I use paper trading every time someone suggests a new strategy to check out, or when I want to test a new scanner I have developed. Without knowing my win/loss ratio and risk/reward ratio when using a strategy, I would be a fool to risk my own capital. The one thing trading has taught me is patience. There will always be another trade, another setup, another press release and another cycle in the market or in a particular stock. Once you have seen the cyclical nature and repetition of patterns for a long enough period of time, it becomes easier to focus on capturing bits and pieces of those cycles. You can’t do that without patience and you certainly won’t last very long if you blindly go into trading with real money.

It is quite apparent that paper trading has more than a few benefits for traders, both new and experienced. But what are some potential drawbacks of paper trading? Well, remember the emotional disconnect that paper trading gives you while practicing and honing your skills? It is also the same reason paper trading can be counterproductive. Let’s face it, there is no way to force yourself or someone else to appreciate money, when there is no risk associated with losing it. So, knowing that, we have to realize that while we may be building and growing our physical skills, muscle memory and even confidence, it isn’t doing anything to help us with our psychological and emotional attachment to our account balance. If you fail on paper trade account, you just reset your buying power and equity and try again. There is obviously no reset button in a real account.

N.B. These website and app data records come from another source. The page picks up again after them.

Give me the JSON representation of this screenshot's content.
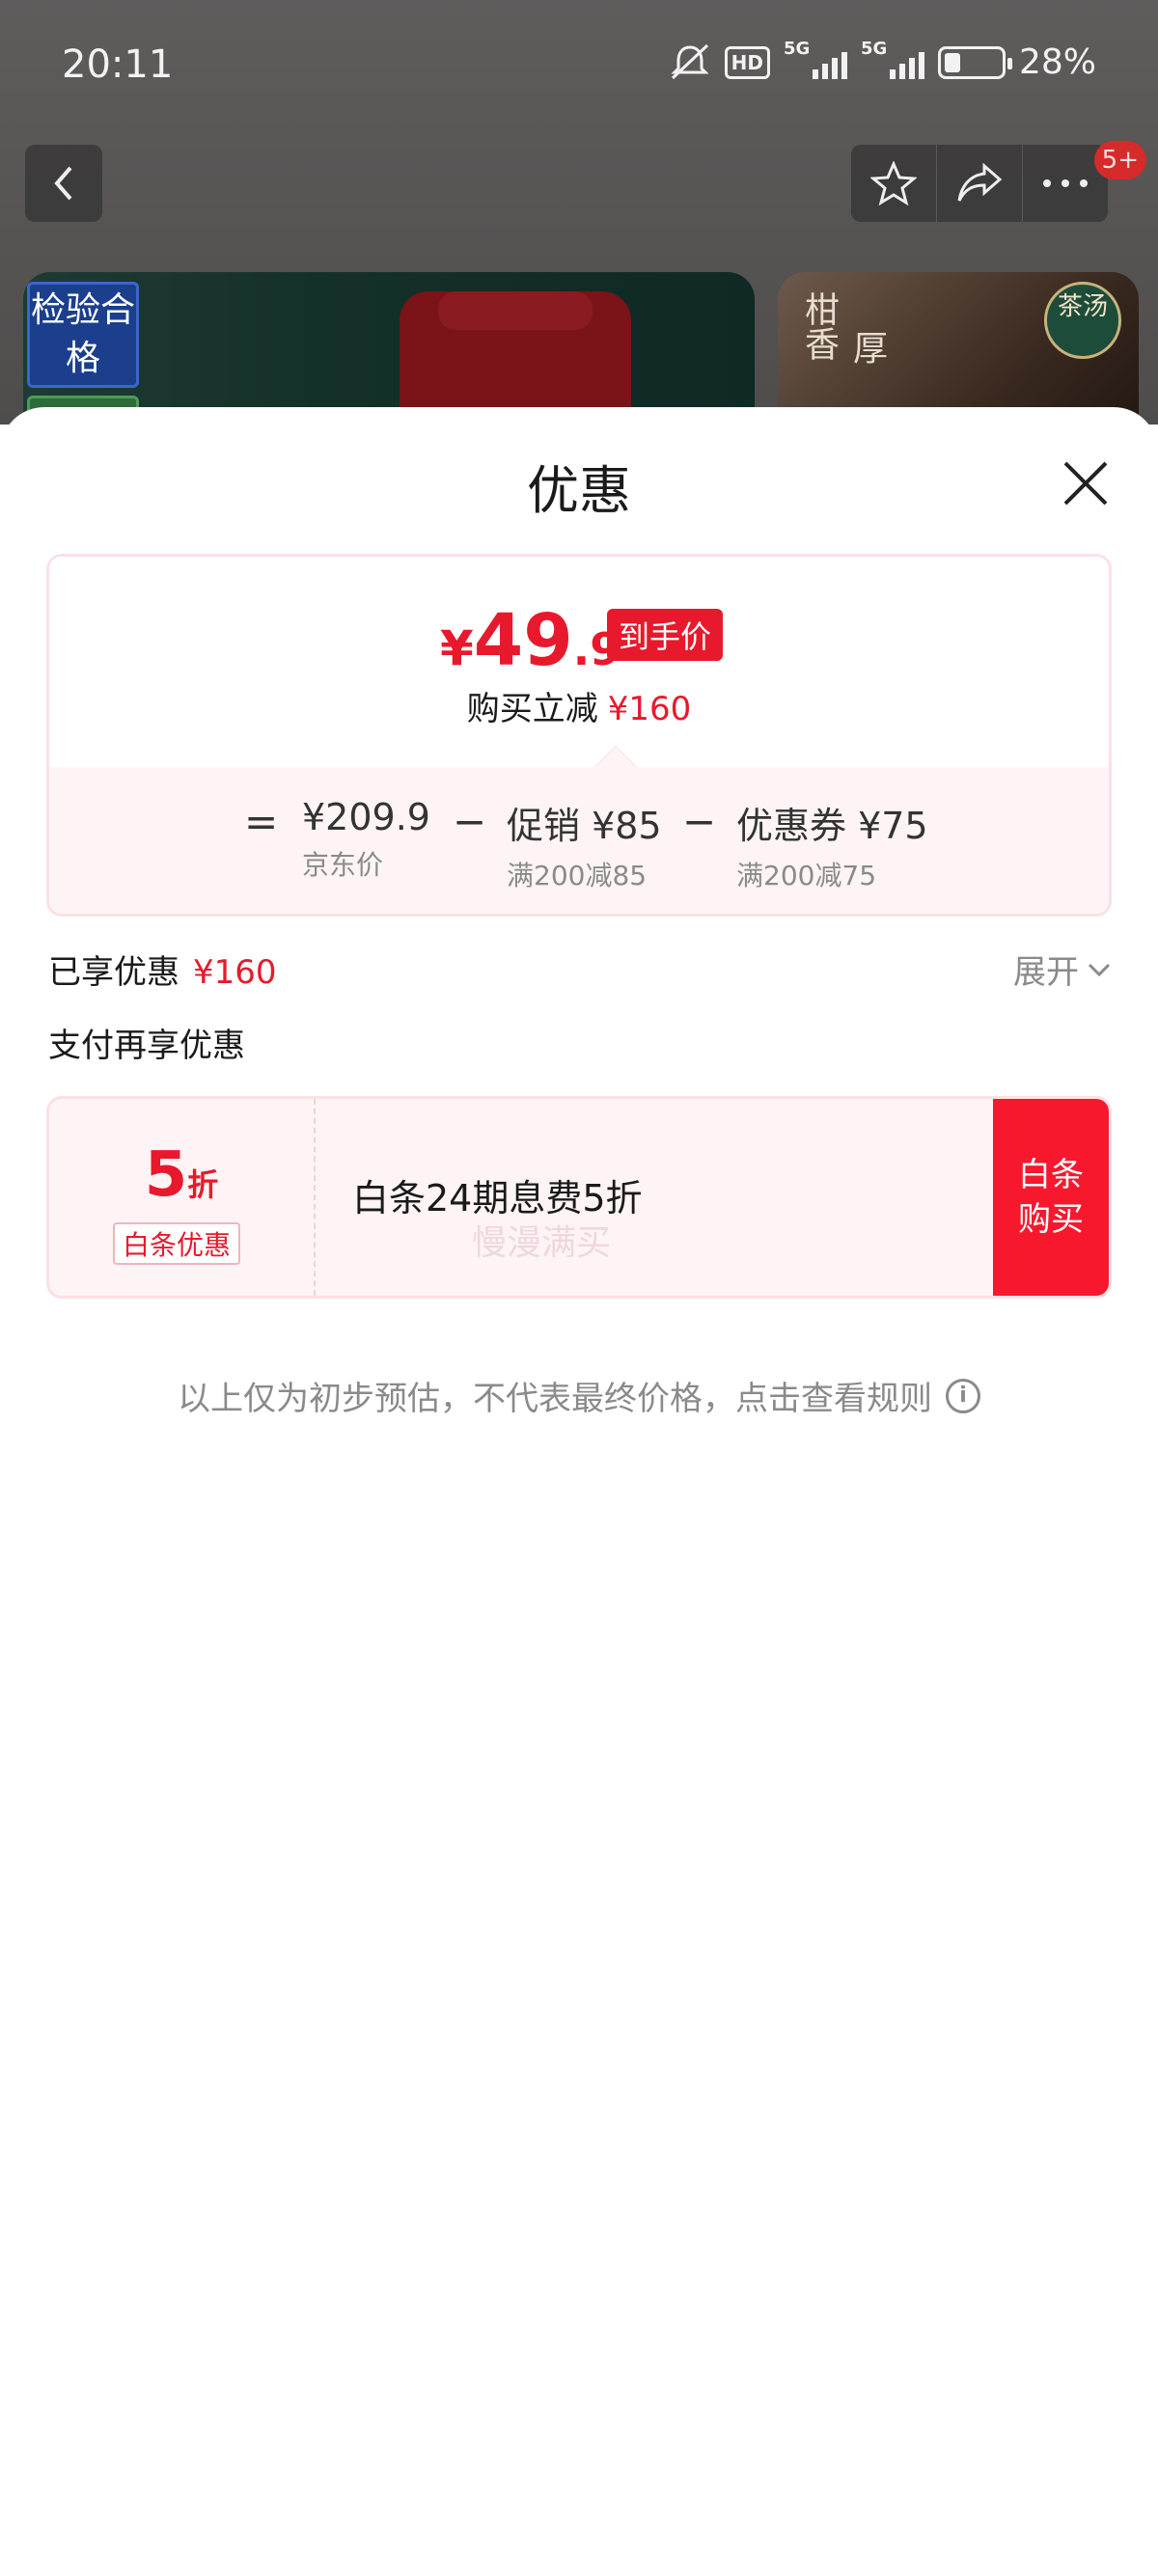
{
  "status_bar": {
    "time": "20:11",
    "hd_label": "HD",
    "net1": "5G",
    "net2": "5G",
    "battery": "28%"
  },
  "nav": {
    "badge": "5+"
  },
  "background_images": {
    "left_badge": "检验合格",
    "right_text_1": "柑香",
    "right_text_2": "厚",
    "right_seal": "茶汤"
  },
  "sheet": {
    "title": "优惠",
    "price": {
      "currency": "¥",
      "integer": "49",
      "decimal": ".9",
      "tag": "到手价"
    },
    "instant_reduce": {
      "label": "购买立减",
      "amount": "¥160"
    },
    "formula": {
      "equals": "=",
      "minus": "−",
      "jd_price": {
        "value": "¥209.9",
        "label": "京东价"
      },
      "promotion": {
        "value": "促销 ¥85",
        "label": "满200减85"
      },
      "coupon": {
        "value": "优惠券 ¥75",
        "label": "满200减75"
      }
    },
    "enjoyed": {
      "label": "已享优惠",
      "amount": "¥160"
    },
    "expand_label": "展开",
    "pay_title": "支付再享优惠",
    "baitiao": {
      "discount_num": "5",
      "discount_unit": "折",
      "tag": "白条优惠",
      "description": "白条24期息费5折",
      "watermark": "慢漫满买",
      "button": "白条购买"
    },
    "disclaimer": "以上仅为初步预估，不代表最终价格，点击查看规则"
  },
  "colors": {
    "accent": "#e8192c",
    "button": "#f7182e",
    "card_bg": "#fef4f5",
    "card_border": "#fbe1e4"
  },
  "icons": [
    "back-icon",
    "star-icon",
    "share-icon",
    "more-icon",
    "close-icon",
    "chevron-down-icon",
    "info-icon"
  ]
}
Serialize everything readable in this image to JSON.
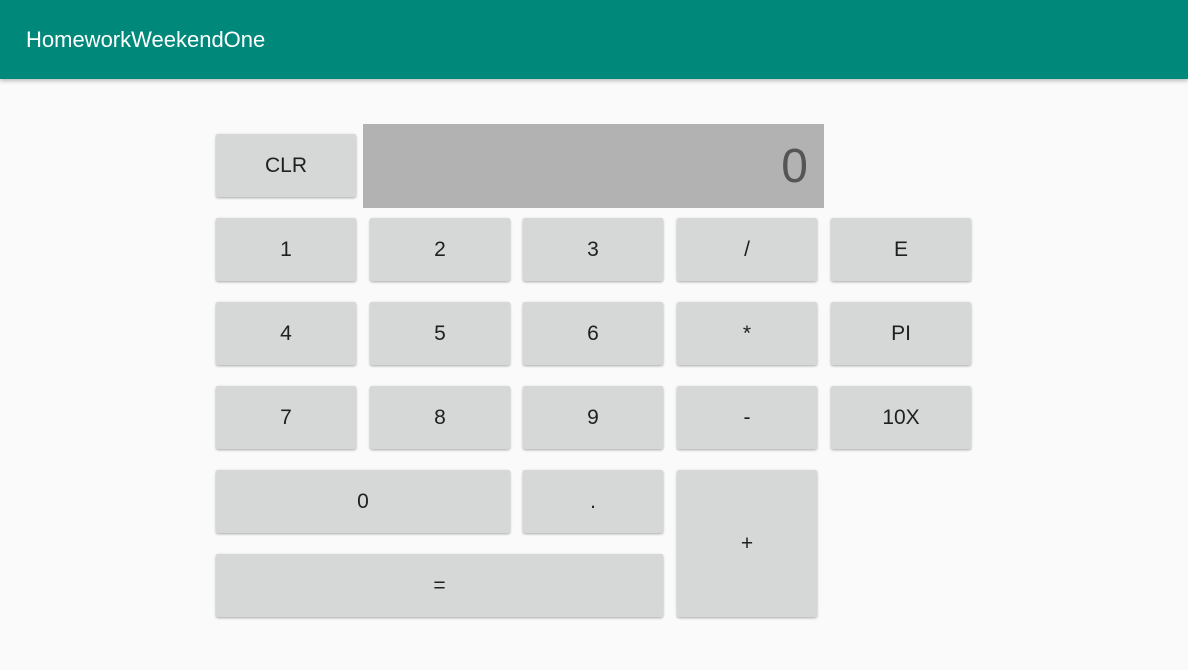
{
  "app": {
    "title": "HomeworkWeekendOne"
  },
  "colors": {
    "app_bar": "#00897b",
    "button": "#d6d7d7",
    "display": "#b2b2b2"
  },
  "display": {
    "value": "0"
  },
  "buttons": {
    "clr": "CLR",
    "one": "1",
    "two": "2",
    "three": "3",
    "divide": "/",
    "e": "E",
    "four": "4",
    "five": "5",
    "six": "6",
    "multiply": "*",
    "pi": "PI",
    "seven": "7",
    "eight": "8",
    "nine": "9",
    "minus": "-",
    "ten_x": "10X",
    "zero": "0",
    "dot": ".",
    "plus": "+",
    "equals": "="
  }
}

Another issue I have seen from students is the tendency to suddenly break the rules of the strategy and start trading real accounts way more conservatively than they were doing in there paper accounts. They choke out trades, cut off winners, exit too soon out of FEAR that a trade is going against them. They aren’t letting the strategies work and they aren’t giving the trades enough room. As part of risk management, we have to define exits and maximum loss thresholds. Every trade I take, I am willing to lose between $750 and $1,000 depending on the strategy I am using. I didn’t start off with those numbers, instead I grew my confidence from accepting much smaller losses to larger and larger losses. It is part of scaling to grow your account and increase your returns. The percentage of the win should never change if you are looking for high probability trade setups with good catalysts as I have outlined here. As you grow your confidence and mental capacity to withstand the change from paper trading to live trading, you will also be able to grow your account and risk tolerance over time as well.

One tip I can offer for anyone who struggles with the transition from paper trading to live trading is to hide your profit and loss window. Cover it up, close it out, minimize or stick on another monitor out of site somewhere. Once you have found a winning strategy, focus on trading inside that strategy. Trust your stops, your entry triggers and your scale points. Adjust your orders and stops as necessary as the trade moves over time. Don’t watch the profit and loss swings intraday if you are a swing trader, trust the trend. If you start focusing on PnL numbers, you will start micro managing your trades. You will take smaller losers and smaller winners, and you will find over time that you are leaving a ton of money on the table. Every now and then, review your trade log and your goals to make sure you are sticking to your system. Audit yourself and review what went wrong and what went right. Focus on the entry and exit indicators you get on the chart and from your own strategy playbook, don’t let the changing numbers in some window dictate how you trade. Learn to master your risk and become a self-sufficient trader using the plethora of tools available to you.